DATA EXTRACTS
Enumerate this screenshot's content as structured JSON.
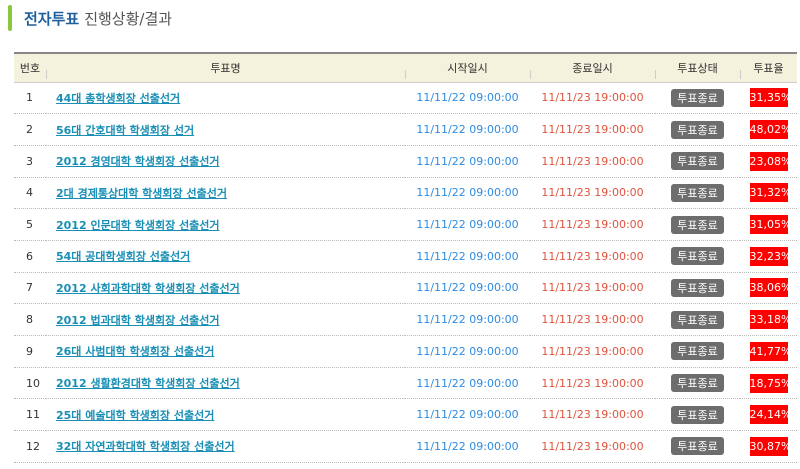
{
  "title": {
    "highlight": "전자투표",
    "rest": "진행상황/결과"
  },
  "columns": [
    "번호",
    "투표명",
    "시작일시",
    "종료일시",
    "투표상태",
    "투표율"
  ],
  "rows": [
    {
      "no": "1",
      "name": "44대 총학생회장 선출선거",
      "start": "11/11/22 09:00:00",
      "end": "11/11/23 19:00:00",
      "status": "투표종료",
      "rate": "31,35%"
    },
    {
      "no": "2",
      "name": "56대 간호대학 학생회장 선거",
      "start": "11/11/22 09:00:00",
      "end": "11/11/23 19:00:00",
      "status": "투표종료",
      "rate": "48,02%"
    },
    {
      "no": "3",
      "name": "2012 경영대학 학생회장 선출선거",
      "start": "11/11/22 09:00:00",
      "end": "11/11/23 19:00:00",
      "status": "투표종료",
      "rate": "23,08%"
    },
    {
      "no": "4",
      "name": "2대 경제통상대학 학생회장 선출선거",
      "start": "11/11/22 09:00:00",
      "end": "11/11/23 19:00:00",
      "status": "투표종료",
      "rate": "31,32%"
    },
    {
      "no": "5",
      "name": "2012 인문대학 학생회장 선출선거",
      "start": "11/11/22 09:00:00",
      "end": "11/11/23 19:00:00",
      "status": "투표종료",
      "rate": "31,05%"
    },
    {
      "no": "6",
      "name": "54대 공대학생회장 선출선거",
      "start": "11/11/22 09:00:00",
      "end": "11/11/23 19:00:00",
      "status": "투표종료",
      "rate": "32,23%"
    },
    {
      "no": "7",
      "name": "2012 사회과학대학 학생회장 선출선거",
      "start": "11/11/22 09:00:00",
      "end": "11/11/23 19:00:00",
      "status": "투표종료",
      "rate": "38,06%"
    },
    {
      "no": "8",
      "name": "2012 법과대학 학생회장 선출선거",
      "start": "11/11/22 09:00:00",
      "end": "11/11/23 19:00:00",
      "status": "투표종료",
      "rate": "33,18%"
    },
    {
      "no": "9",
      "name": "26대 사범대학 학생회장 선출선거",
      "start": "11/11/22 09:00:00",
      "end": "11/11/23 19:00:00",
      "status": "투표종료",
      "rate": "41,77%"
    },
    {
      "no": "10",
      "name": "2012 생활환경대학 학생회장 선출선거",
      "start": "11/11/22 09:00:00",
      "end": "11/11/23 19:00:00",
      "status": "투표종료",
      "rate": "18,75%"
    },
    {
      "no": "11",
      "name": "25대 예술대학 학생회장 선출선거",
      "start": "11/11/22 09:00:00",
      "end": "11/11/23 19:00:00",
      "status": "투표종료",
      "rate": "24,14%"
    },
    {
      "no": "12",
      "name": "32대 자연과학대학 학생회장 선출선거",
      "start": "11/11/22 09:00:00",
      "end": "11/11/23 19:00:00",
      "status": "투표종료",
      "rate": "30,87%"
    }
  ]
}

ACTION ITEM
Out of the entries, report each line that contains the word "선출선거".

RESPONSE BOX
      "name": "44대 총학생회장 선출선거",
      "name": "2012 경영대학 학생회장 선출선거",
      "name": "2대 경제통상대학 학생회장 선출선거",
      "name": "2012 인문대학 학생회장 선출선거",
      "name": "54대 공대학생회장 선출선거",
      "name": "2012 사회과학대학 학생회장 선출선거",
      "name": "2012 법과대학 학생회장 선출선거",
      "name": "26대 사범대학 학생회장 선출선거",
      "name": "2012 생활환경대학 학생회장 선출선거",
      "name": "25대 예술대학 학생회장 선출선거",
      "name": "32대 자연과학대학 학생회장 선출선거",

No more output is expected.